> Work instruction: Print every entry below exactly, leaving out the pictures.

── The data ──

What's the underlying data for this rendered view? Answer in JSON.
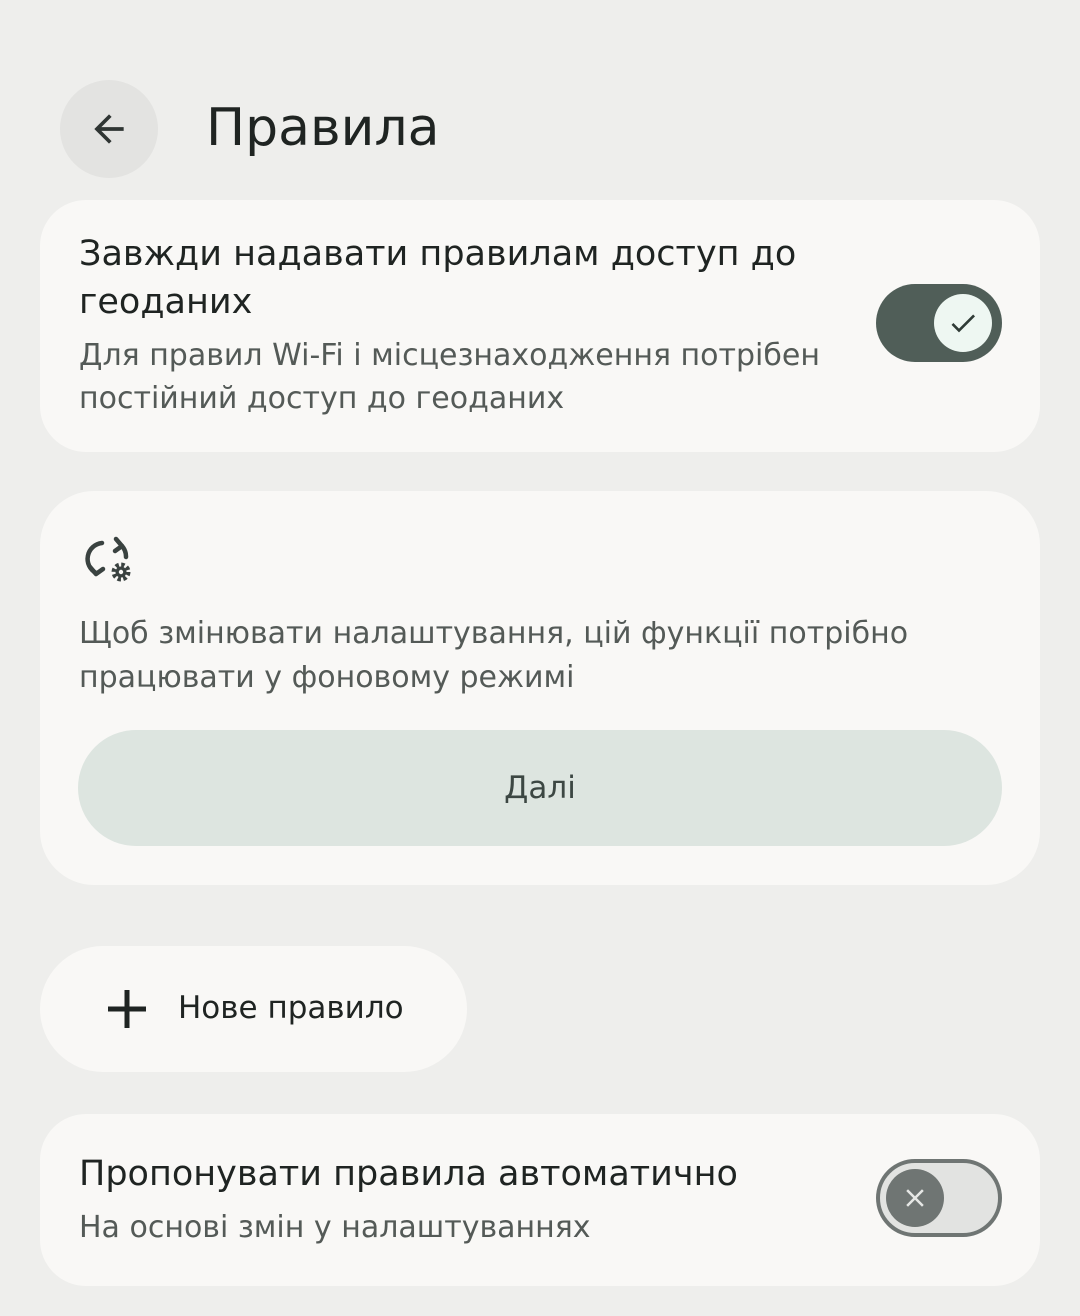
{
  "header": {
    "title": "Правила",
    "back_icon": "arrow-back-icon"
  },
  "geo_card": {
    "title": "Завжди надавати правилам доступ до геоданих",
    "subtitle": "Для правил Wi-Fi і місцезнаходження потрібен постійний доступ до геоданих",
    "toggle_state": "on",
    "toggle_icon": "check-icon",
    "toggle_track_color": "#505e58"
  },
  "background_card": {
    "icon": "sync-settings-icon",
    "message": "Щоб змінювати налаштування, цій функції потрібно працювати у фоновому режимі",
    "button_label": "Далі",
    "button_color": "#dde5e0"
  },
  "new_rule": {
    "icon": "plus-icon",
    "label": "Нове правило"
  },
  "suggest_card": {
    "title": "Пропонувати правила автоматично",
    "subtitle": "На основі змін у налаштуваннях",
    "toggle_state": "off",
    "toggle_icon": "close-icon"
  },
  "colors": {
    "background": "#eeeeec",
    "card": "#f9f8f6"
  }
}
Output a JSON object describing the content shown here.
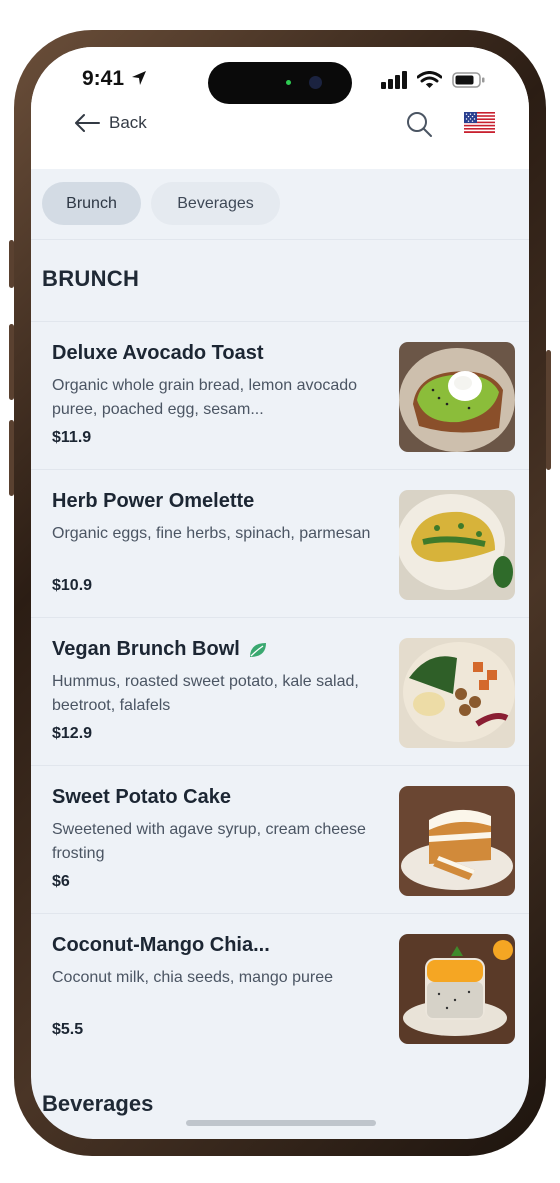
{
  "status_bar": {
    "time": "9:41"
  },
  "header": {
    "back_label": "Back",
    "search_icon": "search-icon",
    "language_flag": "us-flag-icon"
  },
  "tabs": [
    {
      "label": "Brunch",
      "active": true
    },
    {
      "label": "Beverages",
      "active": false
    }
  ],
  "sections": {
    "brunch_title": "BRUNCH",
    "beverages_title": "Beverages"
  },
  "items": [
    {
      "name": "Deluxe Avocado Toast",
      "description": "Organic whole grain bread, lemon avocado puree, poached egg, sesam...",
      "price": "$11.9",
      "vegan": false
    },
    {
      "name": "Herb Power Omelette",
      "description": "Organic eggs, fine herbs, spinach, parmesan",
      "price": "$10.9",
      "vegan": false
    },
    {
      "name": "Vegan Brunch Bowl",
      "description": "Hummus, roasted sweet potato, kale salad, beetroot, falafels",
      "price": "$12.9",
      "vegan": true
    },
    {
      "name": "Sweet Potato Cake",
      "description": "Sweetened with agave syrup, cream cheese frosting",
      "price": "$6",
      "vegan": false
    },
    {
      "name": "Coconut-Mango Chia...",
      "description": "Coconut milk, chia seeds, mango puree",
      "price": "$5.5",
      "vegan": false
    }
  ],
  "colors": {
    "background": "#eef2f7",
    "text_primary": "#1c2633",
    "vegan_leaf": "#3aa870",
    "active_chip": "#d3dbe4"
  }
}
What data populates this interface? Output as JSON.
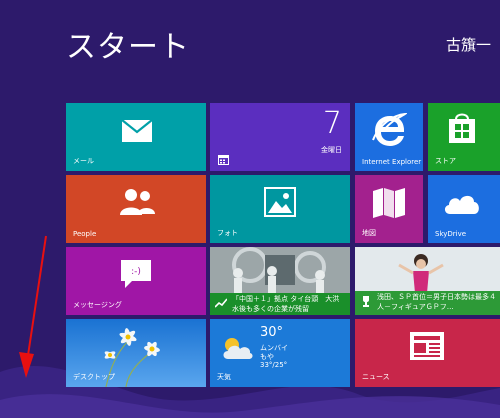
{
  "screen": {
    "title": "スタート",
    "user": "古籏一"
  },
  "tiles": {
    "mail": {
      "label": "メール",
      "color": "#00a0a8",
      "icon": "mail-icon"
    },
    "calendar": {
      "day_number": "7",
      "weekday": "金曜日",
      "color": "#5b2ebf",
      "icon": "calendar-icon"
    },
    "ie": {
      "label": "Internet Explorer",
      "color": "#1c6ee0",
      "icon": "internet-explorer-icon"
    },
    "store": {
      "label": "ストア",
      "color": "#1aa12a",
      "icon": "store-bag-icon"
    },
    "people": {
      "label": "People",
      "color": "#d24726",
      "icon": "people-icon"
    },
    "photos": {
      "label": "フォト",
      "color": "#0097a0",
      "icon": "photo-icon"
    },
    "maps": {
      "label": "地図",
      "color": "#a3218e",
      "icon": "map-icon"
    },
    "skydrive": {
      "label": "SkyDrive",
      "color": "#1c6ee0",
      "icon": "cloud-icon"
    },
    "messaging": {
      "label": "メッセージング",
      "color": "#a016a6",
      "icon": "messaging-icon"
    },
    "finance": {
      "caption": "「中国＋１」拠点 タイ台頭　大洪水後も多くの企業が残留",
      "color": "#1a8f2a",
      "icon": "chart-up-icon"
    },
    "sports": {
      "caption": "浅田、ＳＰ首位＝男子日本勢は最多４人－フィギュアＧＰフ…",
      "color": "#2d9a37",
      "icon": "trophy-icon"
    },
    "desktop": {
      "label": "デスクトップ",
      "color": "#1c7ad8",
      "icon": "desktop-flower-image"
    },
    "weather": {
      "label": "天気",
      "temp": "30°",
      "city": "ムンバイ",
      "condition": "もや",
      "range": "33°/25°",
      "color": "#1c7ad8",
      "icon": "partly-cloudy-icon"
    },
    "news": {
      "label": "ニュース",
      "color": "#c8264a",
      "icon": "newspaper-icon"
    }
  },
  "annotation": {
    "arrow_color": "#e81010"
  }
}
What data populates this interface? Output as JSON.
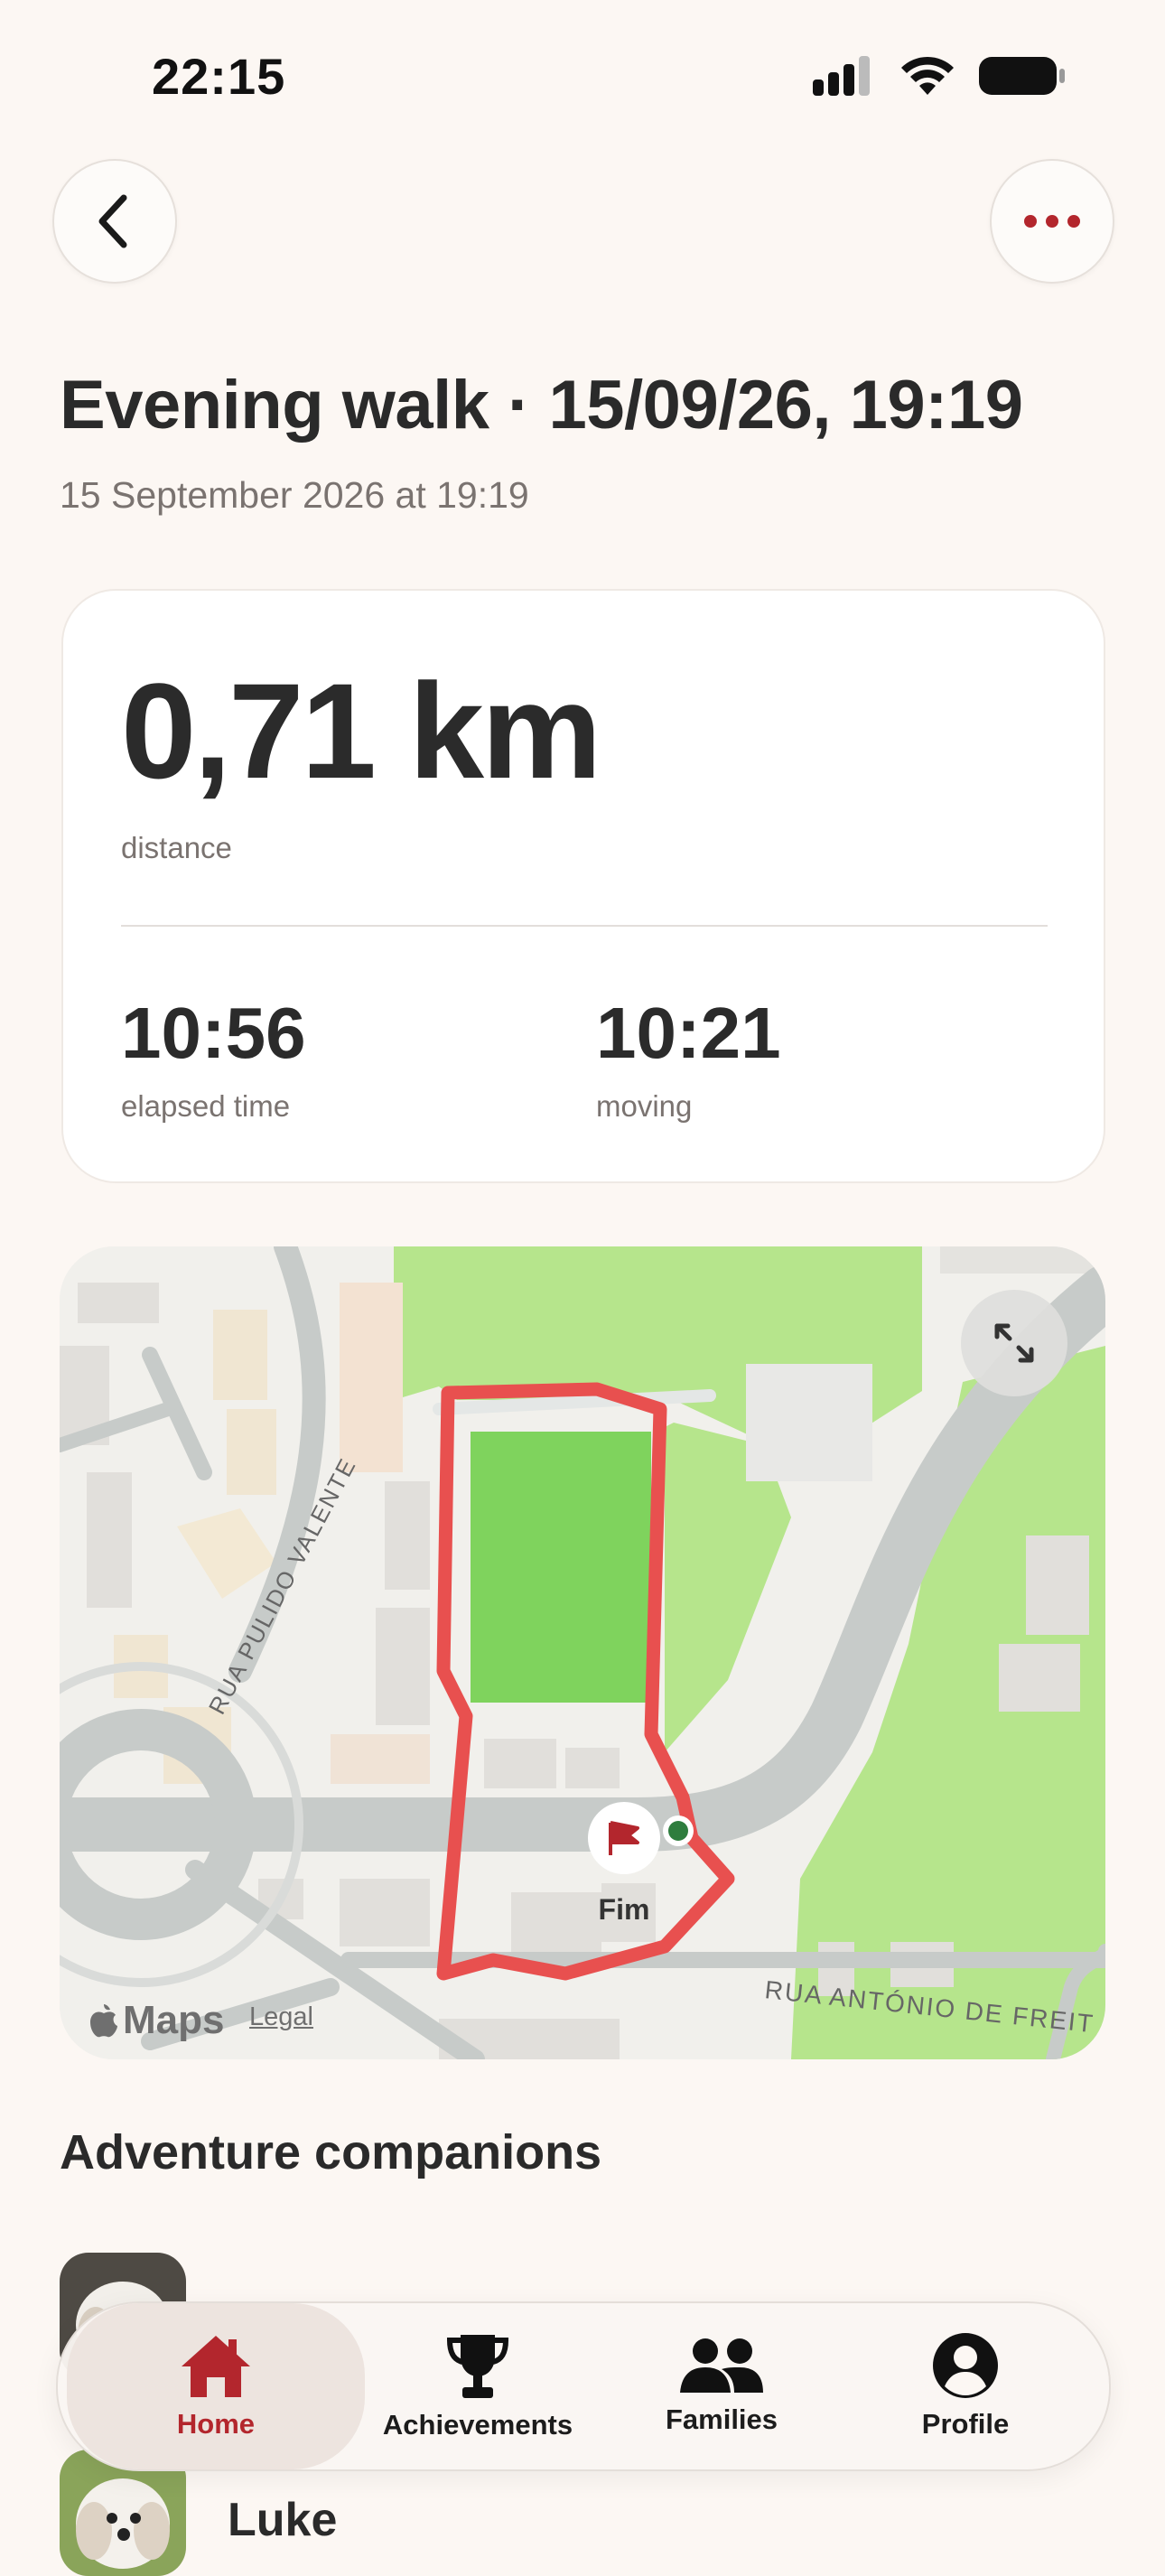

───

> Expected output:
What's the underlying data for this rendered view? Answer in JSON.
{
  "header": {
    "title": "Правила",
    "back_icon": "arrow-back-icon"
  },
  "geo_card": {
    "title": "Завжди надавати правилам доступ до геоданих",
    "subtitle": "Для правил Wi-Fi і місцезнаходження потрібен постійний доступ до геоданих",
    "toggle_state": "on",
    "toggle_icon": "check-icon",
    "toggle_track_color": "#505e58"
  },
  "background_card": {
    "icon": "sync-settings-icon",
    "message": "Щоб змінювати налаштування, цій функції потрібно працювати у фоновому режимі",
    "button_label": "Далі",
    "button_color": "#dde5e0"
  },
  "new_rule": {
    "icon": "plus-icon",
    "label": "Нове правило"
  },
  "suggest_card": {
    "title": "Пропонувати правила автоматично",
    "subtitle": "На основі змін у налаштуваннях",
    "toggle_state": "off",
    "toggle_icon": "close-icon"
  },
  "colors": {
    "background": "#eeeeec",
    "card": "#f9f8f6"
  }
}
Output a JSON object describing the content shown here.
{
  "status_bar": {
    "time": "9:41"
  },
  "header": {
    "back_label": "Back",
    "search_icon": "search-icon",
    "language_flag": "us-flag-icon"
  },
  "tabs": [
    {
      "label": "Brunch",
      "active": true
    },
    {
      "label": "Beverages",
      "active": false
    }
  ],
  "sections": {
    "brunch_title": "BRUNCH",
    "beverages_title": "Beverages"
  },
  "items": [
    {
      "name": "Deluxe Avocado Toast",
      "description": "Organic whole grain bread, lemon avocado puree, poached egg, sesam...",
      "price": "$11.9",
      "vegan": false
    },
    {
      "name": "Herb Power Omelette",
      "description": "Organic eggs, fine herbs, spinach, parmesan",
      "price": "$10.9",
      "vegan": false
    },
    {
      "name": "Vegan Brunch Bowl",
      "description": "Hummus, roasted sweet potato, kale salad, beetroot, falafels",
      "price": "$12.9",
      "vegan": true
    },
    {
      "name": "Sweet Potato Cake",
      "description": "Sweetened with agave syrup, cream cheese frosting",
      "price": "$6",
      "vegan": false
    },
    {
      "name": "Coconut-Mango Chia...",
      "description": "Coconut milk, chia seeds, mango puree",
      "price": "$5.5",
      "vegan": false
    }
  ],
  "colors": {
    "background": "#eef2f7",
    "text_primary": "#1c2633",
    "vegan_leaf": "#3aa870",
    "active_chip": "#d3dbe4"
  }
}
What data populates this interface? Output as JSON.
{
  "screen": {
    "title": "スタート",
    "user": "古籏一"
  },
  "tiles": {
    "mail": {
      "label": "メール",
      "color": "#00a0a8",
      "icon": "mail-icon"
    },
    "calendar": {
      "day_number": "7",
      "weekday": "金曜日",
      "color": "#5b2ebf",
      "icon": "calendar-icon"
    },
    "ie": {
      "label": "Internet Explorer",
      "color": "#1c6ee0",
      "icon": "internet-explorer-icon"
    },
    "store": {
      "label": "ストア",
      "color": "#1aa12a",
      "icon": "store-bag-icon"
    },
    "people": {
      "label": "People",
      "color": "#d24726",
      "icon": "people-icon"
    },
    "photos": {
      "label": "フォト",
      "color": "#0097a0",
      "icon": "photo-icon"
    },
    "maps": {
      "label": "地図",
      "color": "#a3218e",
      "icon": "map-icon"
    },
    "skydrive": {
      "label": "SkyDrive",
      "color": "#1c6ee0",
      "icon": "cloud-icon"
    },
    "messaging": {
      "label": "メッセージング",
      "color": "#a016a6",
      "icon": "messaging-icon"
    },
    "finance": {
      "caption": "「中国＋１」拠点 タイ台頭　大洪水後も多くの企業が残留",
      "color": "#1a8f2a",
      "icon": "chart-up-icon"
    },
    "sports": {
      "caption": "浅田、ＳＰ首位＝男子日本勢は最多４人－フィギュアＧＰフ…",
      "color": "#2d9a37",
      "icon": "trophy-icon"
    },
    "desktop": {
      "label": "デスクトップ",
      "color": "#1c7ad8",
      "icon": "desktop-flower-image"
    },
    "weather": {
      "label": "天気",
      "temp": "30°",
      "city": "ムンバイ",
      "condition": "もや",
      "range": "33°/25°",
      "color": "#1c7ad8",
      "icon": "partly-cloudy-icon"
    },
    "news": {
      "label": "ニュース",
      "color": "#c8264a",
      "icon": "newspaper-icon"
    }
  },
  "annotation": {
    "arrow_color": "#e81010"
  }
}
What data populates this interface? Output as JSON.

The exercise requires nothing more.